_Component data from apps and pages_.
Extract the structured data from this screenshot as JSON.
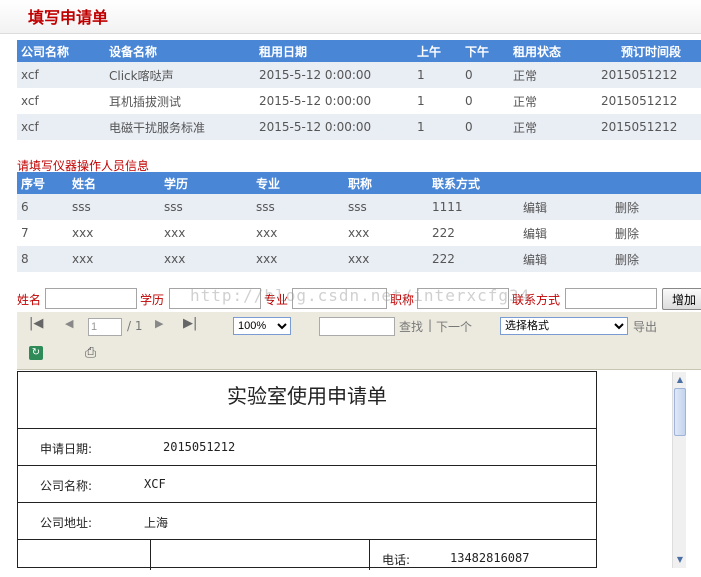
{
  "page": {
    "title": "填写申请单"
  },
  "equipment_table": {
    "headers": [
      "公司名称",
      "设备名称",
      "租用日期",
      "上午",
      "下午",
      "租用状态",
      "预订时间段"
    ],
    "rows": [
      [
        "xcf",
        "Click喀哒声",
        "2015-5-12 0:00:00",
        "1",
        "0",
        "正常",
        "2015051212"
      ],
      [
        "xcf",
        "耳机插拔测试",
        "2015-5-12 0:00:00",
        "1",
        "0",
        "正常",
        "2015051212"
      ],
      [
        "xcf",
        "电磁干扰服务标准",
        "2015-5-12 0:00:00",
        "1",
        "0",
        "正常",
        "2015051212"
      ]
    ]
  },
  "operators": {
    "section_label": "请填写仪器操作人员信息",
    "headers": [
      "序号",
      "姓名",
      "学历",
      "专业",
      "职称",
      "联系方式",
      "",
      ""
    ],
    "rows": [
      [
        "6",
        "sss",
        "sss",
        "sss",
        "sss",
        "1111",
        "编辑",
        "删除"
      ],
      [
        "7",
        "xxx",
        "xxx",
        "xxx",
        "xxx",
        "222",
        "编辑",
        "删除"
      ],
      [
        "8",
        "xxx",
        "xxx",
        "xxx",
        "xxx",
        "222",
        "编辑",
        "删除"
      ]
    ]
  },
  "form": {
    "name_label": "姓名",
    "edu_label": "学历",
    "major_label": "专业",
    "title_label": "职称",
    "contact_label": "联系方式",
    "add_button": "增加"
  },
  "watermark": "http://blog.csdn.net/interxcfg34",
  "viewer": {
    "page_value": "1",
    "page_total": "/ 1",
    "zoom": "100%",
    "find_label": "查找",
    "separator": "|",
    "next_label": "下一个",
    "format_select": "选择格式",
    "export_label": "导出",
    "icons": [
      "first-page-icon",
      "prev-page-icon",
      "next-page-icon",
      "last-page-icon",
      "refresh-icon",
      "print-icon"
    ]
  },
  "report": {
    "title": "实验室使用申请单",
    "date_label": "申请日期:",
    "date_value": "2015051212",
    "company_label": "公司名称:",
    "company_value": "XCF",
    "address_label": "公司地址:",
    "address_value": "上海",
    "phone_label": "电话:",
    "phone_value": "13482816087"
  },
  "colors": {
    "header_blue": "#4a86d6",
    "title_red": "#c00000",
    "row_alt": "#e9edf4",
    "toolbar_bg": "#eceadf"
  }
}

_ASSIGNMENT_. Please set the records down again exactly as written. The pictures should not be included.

_SOLUTION TO THIS PROBLEM_.
Extract the structured data from this screenshot as JSON.
{
  "page": {
    "title": "填写申请单"
  },
  "equipment_table": {
    "headers": [
      "公司名称",
      "设备名称",
      "租用日期",
      "上午",
      "下午",
      "租用状态",
      "预订时间段"
    ],
    "rows": [
      [
        "xcf",
        "Click喀哒声",
        "2015-5-12 0:00:00",
        "1",
        "0",
        "正常",
        "2015051212"
      ],
      [
        "xcf",
        "耳机插拔测试",
        "2015-5-12 0:00:00",
        "1",
        "0",
        "正常",
        "2015051212"
      ],
      [
        "xcf",
        "电磁干扰服务标准",
        "2015-5-12 0:00:00",
        "1",
        "0",
        "正常",
        "2015051212"
      ]
    ]
  },
  "operators": {
    "section_label": "请填写仪器操作人员信息",
    "headers": [
      "序号",
      "姓名",
      "学历",
      "专业",
      "职称",
      "联系方式",
      "",
      ""
    ],
    "rows": [
      [
        "6",
        "sss",
        "sss",
        "sss",
        "sss",
        "1111",
        "编辑",
        "删除"
      ],
      [
        "7",
        "xxx",
        "xxx",
        "xxx",
        "xxx",
        "222",
        "编辑",
        "删除"
      ],
      [
        "8",
        "xxx",
        "xxx",
        "xxx",
        "xxx",
        "222",
        "编辑",
        "删除"
      ]
    ]
  },
  "form": {
    "name_label": "姓名",
    "edu_label": "学历",
    "major_label": "专业",
    "title_label": "职称",
    "contact_label": "联系方式",
    "add_button": "增加"
  },
  "watermark": "http://blog.csdn.net/interxcfg34",
  "viewer": {
    "page_value": "1",
    "page_total": "/ 1",
    "zoom": "100%",
    "find_label": "查找",
    "separator": "|",
    "next_label": "下一个",
    "format_select": "选择格式",
    "export_label": "导出",
    "icons": [
      "first-page-icon",
      "prev-page-icon",
      "next-page-icon",
      "last-page-icon",
      "refresh-icon",
      "print-icon"
    ]
  },
  "report": {
    "title": "实验室使用申请单",
    "date_label": "申请日期:",
    "date_value": "2015051212",
    "company_label": "公司名称:",
    "company_value": "XCF",
    "address_label": "公司地址:",
    "address_value": "上海",
    "phone_label": "电话:",
    "phone_value": "13482816087"
  },
  "colors": {
    "header_blue": "#4a86d6",
    "title_red": "#c00000",
    "row_alt": "#e9edf4",
    "toolbar_bg": "#eceadf"
  }
}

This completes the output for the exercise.